I stood in the corner of the Charlie Chaplin Room, next to a bench made out of drums and an oversized mirror, and felt the blood rushing to my face. In just a few seconds the guide would ask me to make a funny face as he had asked all the other people in the room. And even though I am an adult and the rest were children, the task was still daunting.
The five- and six-year-olds sitting in a makeshift circle on the floor took the challenge in their stride. Squinty eyes, monkey faces and stuck-out tongues sent the participants into a trill of giggles.
From the Charlie Chaplin Room the group was led into one of four other spaces in the Israeli Children’s Museum’s “What Is Funny” exhibition.
Housed in the At Eye Level Center, the new show hosts kids aged three to nine in an exploration of humor.
Since the opening during Succot, the center in Holon has hosted dozens of school groups and hundreds of private guests.
“The idea is to have fun and laugh but also to understand why things are funny,” explained Tali Shemer, director of the At Eye Level Center. “We work a lot with exaggeration, confusion and opposites, for example.”
One of the great successes of this exhibition, which switched out last year’s “We Connected” and the previous year’s “Tzazim” exhibitions, is the way in which the activities allow children to feel good about being silly.
As part of the activities in the Charlie Chaplin Room, the children watch clips from silent films starring Chaplin, then act them out. Although there were a few reluctant performers, their gentle and skillful guide persuaded all the kids to have a turn playing either the bear or Charlie in the reenactment. Afterwards, the guide asked his group how, without words, they knew what Charlie was feeling.
“From his face,” shouted one pigtailed girl.
“From how he moved his body,” offered a little boy.
Exposing youth to Charlie Chaplin is one of the many ways that At Eye Level is making fun educational.
“One amazing thing that has happened since we opened is that I’ve been getting phone calls from parents saying that their children now want to watch Chaplin’s movies at home,” smiled Shemer.
Next door, another group used the multimedia center’s advanced computer consoles to create animated characters. Every few minutes, a guide directed the participants’ attention to the front of the room, where the kids’ creations strode across a big screen.

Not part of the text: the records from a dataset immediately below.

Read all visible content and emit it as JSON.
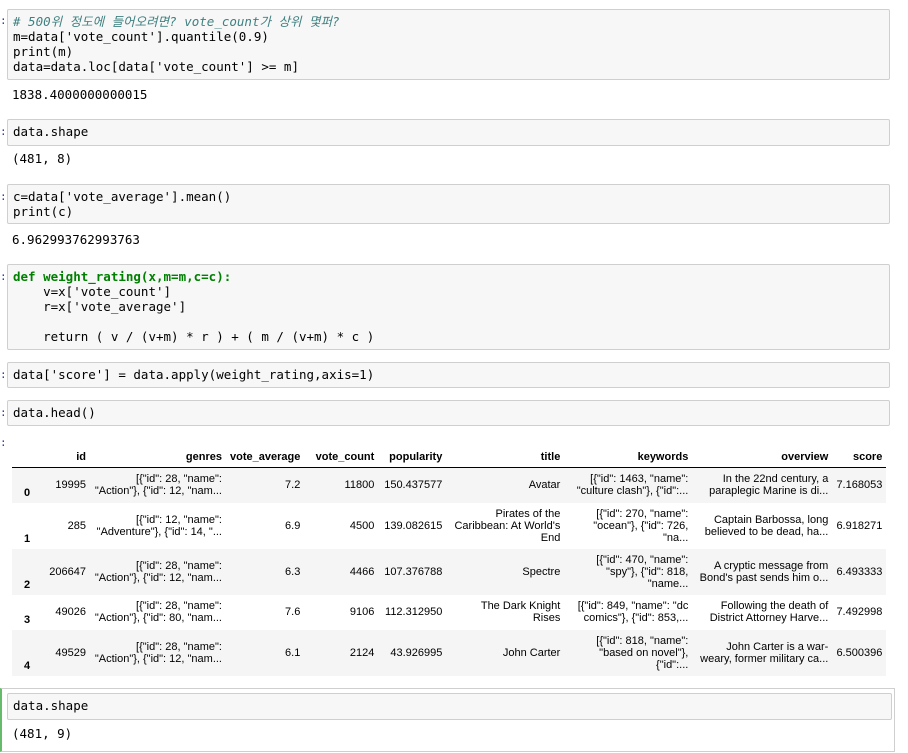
{
  "cells": [
    {
      "lines": [
        "# 500위 정도에 들어오려면? vote_count가 상위 몇퍼?",
        "m=data['vote_count'].quantile(0.9)",
        "print(m)",
        "data=data.loc[data['vote_count'] >= m]"
      ],
      "output": "1838.4000000000015"
    },
    {
      "lines": [
        "data.shape"
      ],
      "output": "(481, 8)"
    },
    {
      "lines": [
        "c=data['vote_average'].mean()",
        "print(c)"
      ],
      "output": "6.962993762993763"
    },
    {
      "lines": [
        "def weight_rating(x,m=m,c=c):",
        "    v=x['vote_count']",
        "    r=x['vote_average']",
        "",
        "    return ( v / (v+m) * r ) + ( m / (v+m) * c )"
      ]
    },
    {
      "lines": [
        "data['score'] = data.apply(weight_rating,axis=1)"
      ]
    },
    {
      "lines": [
        "data.head()"
      ]
    },
    {
      "lines": [
        "data.shape"
      ],
      "output": "(481, 9)"
    }
  ],
  "dataframe": {
    "columns": [
      "",
      "id",
      "genres",
      "vote_average",
      "vote_count",
      "popularity",
      "title",
      "keywords",
      "overview",
      "score"
    ],
    "rows": [
      {
        "index": "0",
        "id": "19995",
        "genres": "[{\"id\": 28, \"name\": \"Action\"}, {\"id\": 12, \"nam...",
        "vote_average": "7.2",
        "vote_count": "11800",
        "popularity": "150.437577",
        "title": "Avatar",
        "keywords": "[{\"id\": 1463, \"name\": \"culture clash\"}, {\"id\":...",
        "overview": "In the 22nd century, a paraplegic Marine is di...",
        "score": "7.168053"
      },
      {
        "index": "1",
        "id": "285",
        "genres": "[{\"id\": 12, \"name\": \"Adventure\"}, {\"id\": 14, \"...",
        "vote_average": "6.9",
        "vote_count": "4500",
        "popularity": "139.082615",
        "title": "Pirates of the Caribbean: At World's End",
        "keywords": "[{\"id\": 270, \"name\": \"ocean\"}, {\"id\": 726, \"na...",
        "overview": "Captain Barbossa, long believed to be dead, ha...",
        "score": "6.918271"
      },
      {
        "index": "2",
        "id": "206647",
        "genres": "[{\"id\": 28, \"name\": \"Action\"}, {\"id\": 12, \"nam...",
        "vote_average": "6.3",
        "vote_count": "4466",
        "popularity": "107.376788",
        "title": "Spectre",
        "keywords": "[{\"id\": 470, \"name\": \"spy\"}, {\"id\": 818, \"name...",
        "overview": "A cryptic message from Bond's past sends him o...",
        "score": "6.493333"
      },
      {
        "index": "3",
        "id": "49026",
        "genres": "[{\"id\": 28, \"name\": \"Action\"}, {\"id\": 80, \"nam...",
        "vote_average": "7.6",
        "vote_count": "9106",
        "popularity": "112.312950",
        "title": "The Dark Knight Rises",
        "keywords": "[{\"id\": 849, \"name\": \"dc comics\"}, {\"id\": 853,...",
        "overview": "Following the death of District Attorney Harve...",
        "score": "7.492998"
      },
      {
        "index": "4",
        "id": "49529",
        "genres": "[{\"id\": 28, \"name\": \"Action\"}, {\"id\": 12, \"nam...",
        "vote_average": "6.1",
        "vote_count": "2124",
        "popularity": "43.926995",
        "title": "John Carter",
        "keywords": "[{\"id\": 818, \"name\": \"based on novel\"}, {\"id\":...",
        "overview": "John Carter is a war-weary, former military ca...",
        "score": "6.500396"
      }
    ]
  }
}
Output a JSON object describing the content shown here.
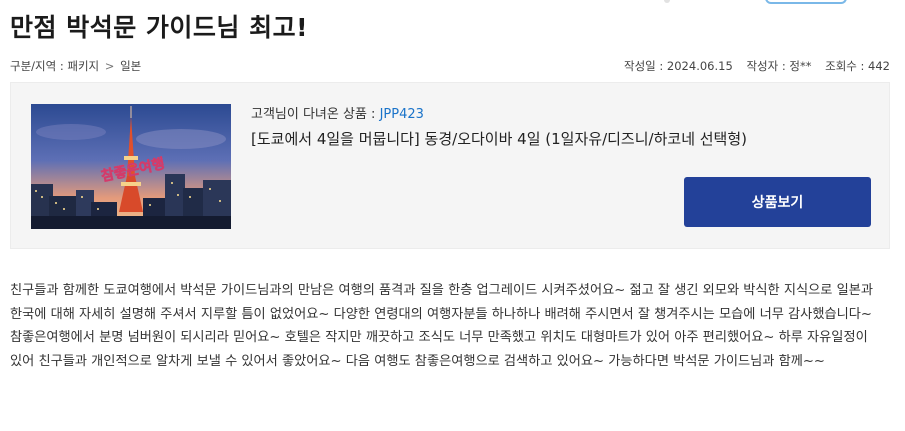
{
  "page": {
    "title": "만점 박석문 가이드님 최고!"
  },
  "breadcrumb": {
    "label": "구분/지역 : 패키지",
    "separator": ">",
    "region": "일본"
  },
  "meta": {
    "date_label": "작성일 : 2024.06.15",
    "author_label": "작성자 : 정**",
    "views_label": "조회수 : 442"
  },
  "product": {
    "code_prefix": "고객님이 다녀온 상품 : ",
    "code": "JPP423",
    "name": "[도쿄에서 4일을 머뭅니다] 동경/오다이바 4일 (1일자유/디즈니/하코네 선택형)",
    "image": {
      "subject": "tokyo-tower-night-photo",
      "watermark": "참좋은여행"
    },
    "view_button_label": "상품보기"
  },
  "review": {
    "body": "친구들과 함께한 도쿄여행에서 박석문 가이드님과의 만남은 여행의 품격과 질을 한층 업그레이드 시켜주셨어요~ 젊고 잘 생긴 외모와 박식한 지식으로 일본과 한국에 대해 자세히 설명해 주셔서 지루할 틈이 없었어요~ 다양한 연령대의 여행자분들 하나하나 배려해 주시면서 잘 챙겨주시는 모습에 너무 감사했습니다~ 참좋은여행에서 분명 넘버원이 되시리라 믿어요~ 호텔은 작지만 깨끗하고 조식도 너무 만족했고 위치도 대형마트가 있어 아주 편리했어요~ 하루 자유일정이 있어 친구들과 개인적으로 알차게 보낼 수 있어서 좋았어요~  다음 여행도 참좋은여행으로 검색하고 있어요~ 가능하다면 박석문 가이드님과 함께~~"
  },
  "colors": {
    "accent": "#234199",
    "code_blue": "#1a73c9",
    "box_bg": "#f5f5f5"
  }
}
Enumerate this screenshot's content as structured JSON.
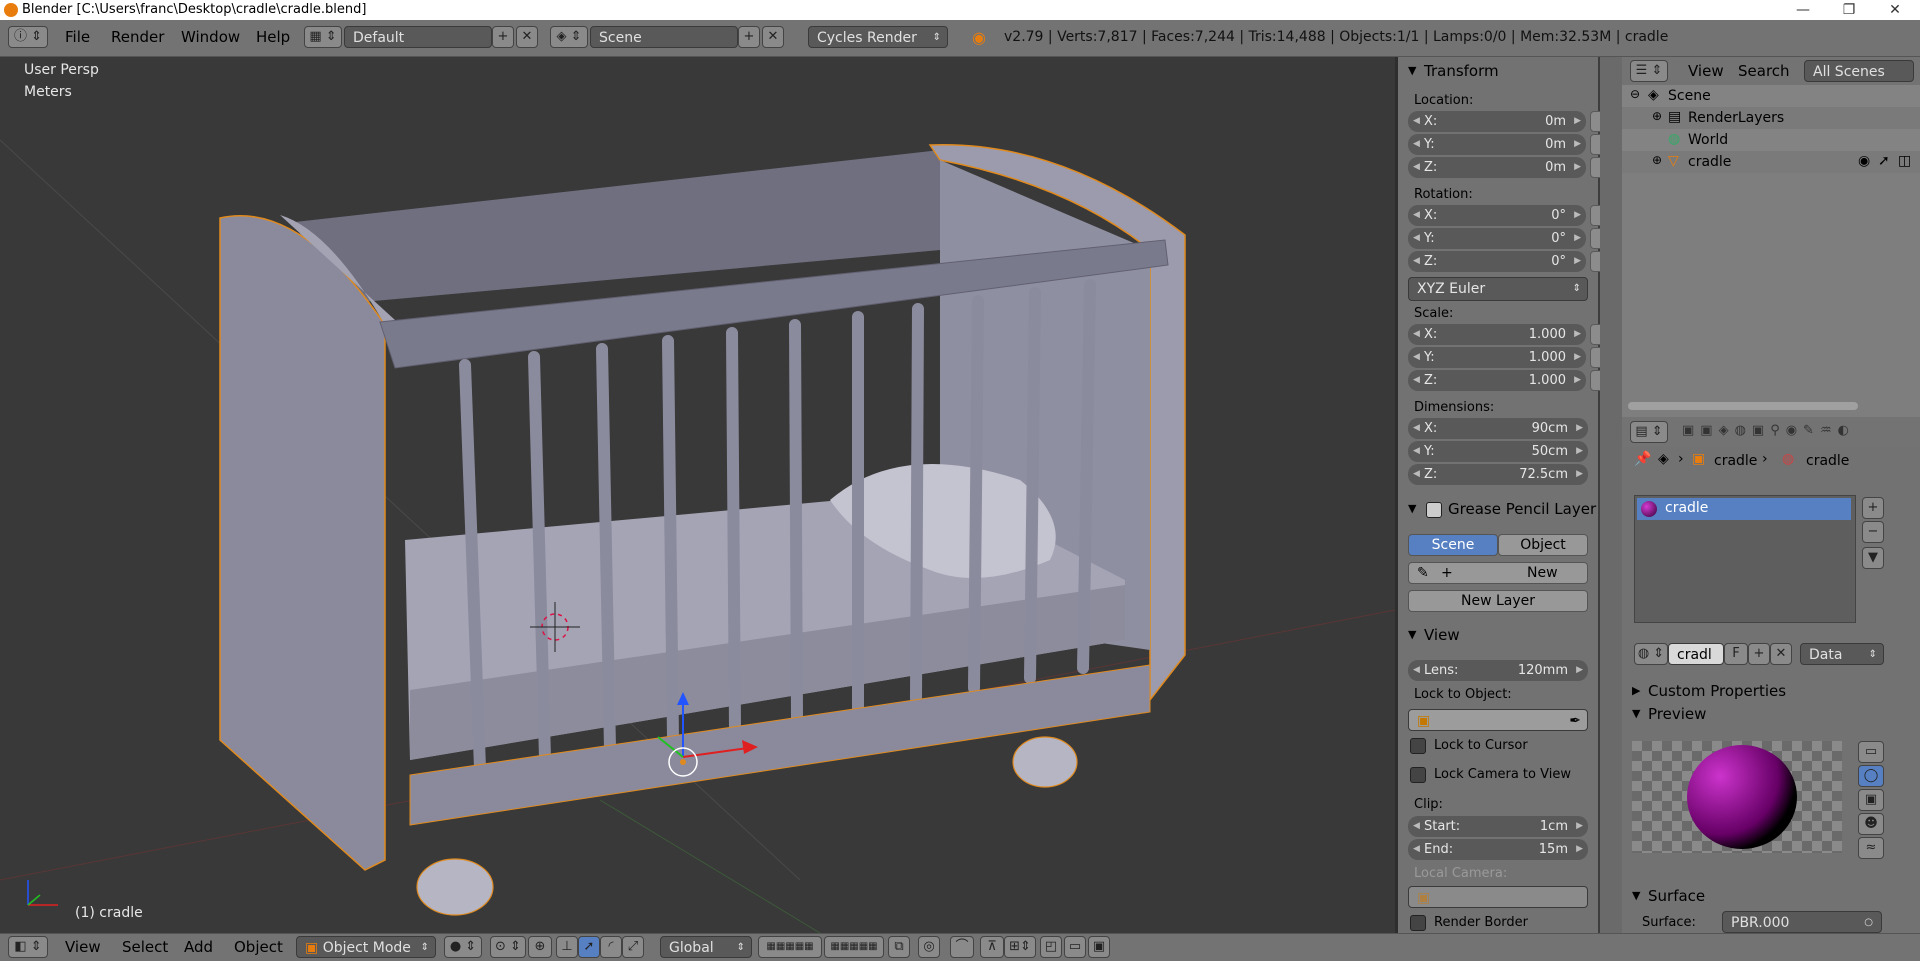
{
  "window": {
    "title": "Blender [C:\\Users\\franc\\Desktop\\cradle\\cradle.blend]",
    "minimize": "—",
    "maximize": "❐",
    "close": "✕"
  },
  "topbar": {
    "menus": [
      "File",
      "Render",
      "Window",
      "Help"
    ],
    "screen_layout": "Default",
    "scene": "Scene",
    "render_engine": "Cycles Render",
    "stats": "v2.79 | Verts:7,817 | Faces:7,244 | Tris:14,488 | Objects:1/1 | Lamps:0/0 | Mem:32.53M | cradle"
  },
  "viewport": {
    "view_name": "User Persp",
    "units": "Meters",
    "object_label": "(1) cradle"
  },
  "transform": {
    "header": "Transform",
    "location_label": "Location:",
    "location": [
      {
        "k": "X:",
        "v": "0m"
      },
      {
        "k": "Y:",
        "v": "0m"
      },
      {
        "k": "Z:",
        "v": "0m"
      }
    ],
    "rotation_label": "Rotation:",
    "rotation": [
      {
        "k": "X:",
        "v": "0°"
      },
      {
        "k": "Y:",
        "v": "0°"
      },
      {
        "k": "Z:",
        "v": "0°"
      }
    ],
    "rotation_mode": "XYZ Euler",
    "scale_label": "Scale:",
    "scale": [
      {
        "k": "X:",
        "v": "1.000"
      },
      {
        "k": "Y:",
        "v": "1.000"
      },
      {
        "k": "Z:",
        "v": "1.000"
      }
    ],
    "dimensions_label": "Dimensions:",
    "dimensions": [
      {
        "k": "X:",
        "v": "90cm"
      },
      {
        "k": "Y:",
        "v": "50cm"
      },
      {
        "k": "Z:",
        "v": "72.5cm"
      }
    ]
  },
  "grease_pencil": {
    "header": "Grease Pencil Layer",
    "tab_scene": "Scene",
    "tab_object": "Object",
    "new_label": "New",
    "new_layer_label": "New Layer"
  },
  "view_panel": {
    "header": "View",
    "lens_label": "Lens:",
    "lens_value": "120mm",
    "lock_to_object": "Lock to Object:",
    "lock_to_cursor": "Lock to Cursor",
    "lock_camera": "Lock Camera to View",
    "clip_label": "Clip:",
    "clip_start_label": "Start:",
    "clip_start": "1cm",
    "clip_end_label": "End:",
    "clip_end": "15m",
    "local_camera": "Local Camera:",
    "render_border": "Render Border"
  },
  "outliner": {
    "view_label": "View",
    "search_label": "Search",
    "filter": "All Scenes",
    "items": [
      "Scene",
      "RenderLayers",
      "World",
      "cradle"
    ]
  },
  "properties": {
    "breadcrumb_object": "cradle",
    "breadcrumb_material": "cradle",
    "material_slot": "cradle",
    "material_name": "cradl",
    "fake_user": "F",
    "link_type": "Data",
    "custom_properties": "Custom Properties",
    "preview": "Preview",
    "surface_header": "Surface",
    "surface_label": "Surface:",
    "surface_value": "PBR.000"
  },
  "bottombar": {
    "menus": [
      "View",
      "Select",
      "Add",
      "Object"
    ],
    "mode": "Object Mode",
    "orientation": "Global"
  },
  "colors": {
    "selection_outline": "#e08a1e",
    "accent_blue": "#5680c2",
    "mesh_color": "#8e8ea0"
  }
}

In the gallery space, which Shemer explained was the hardest to tackle in the designing of “What Is Funny,” the children considered a blown-up photograph of a dog wearing a Superman costume. Their guide asked why the image was funny.
“I don’t think that’s funny,” said a confident youngster.
“That’s great. Because what one person thinks is funny, another doesn’t. Great job,” responded the guide.
Later, the group did a voiceover performance for a sculpture of a traffic jam, shouting complaints and inner thoughts of the drivers.
“The gallery is so important because it is often the first experience that these kids have with a museum or gallery environment. Thanks to the guides and to the amazing pieces we have there, the kids really get what’s going on in there. I see them understanding and connecting with the art,” said Shemer.
In the adjacent Creation Room, the groups were introduced to Orit Bergman’s book A Fantastical Day with Frooster and Friends. The illustrations in the book feature lively hybrid animals.
Sitting along low tables, the children used stencils to make their own beastly mixes.
In the theater, which seemed to be a popular favorite, the participants met Pagliaccia the Clown. In a short, one-woman circus routine, Pagliaccia tamed lions and jumped through hoops of fire. Following her performance, Pagliaccia helped the kids dress up as clowns, confusing shirts as skirts, neckties as shoelaces and gloves as hats. Shrieks of joy rang through the audience as Pagliaccia taught one brave volunteer how to calm a stuffed lion.
In the theater, as in every room, the guides led their groups with patience, kindness and refreshing lightheartedness.
The accompanying teachers and parents chuckled heartily while snapping shots on their phones.
That said, the exhibition is in no way a free-for-all. Over and again the guides assured their students that the best way to have a good time was to give respect to those around them. Even if these statements were not new to them, the joyful environment seemed to allow the message to sink in.
“So far, this exhibition has been a great success,” said Shemer. “It’s a very easy subject to relate to.”‘What Is Funny’ will run through the end of summer 2015. Tours are available in Hebrew, English, Spanish, Portuguese and Russian. For more information, visit ww.childrensmuseum.org.il.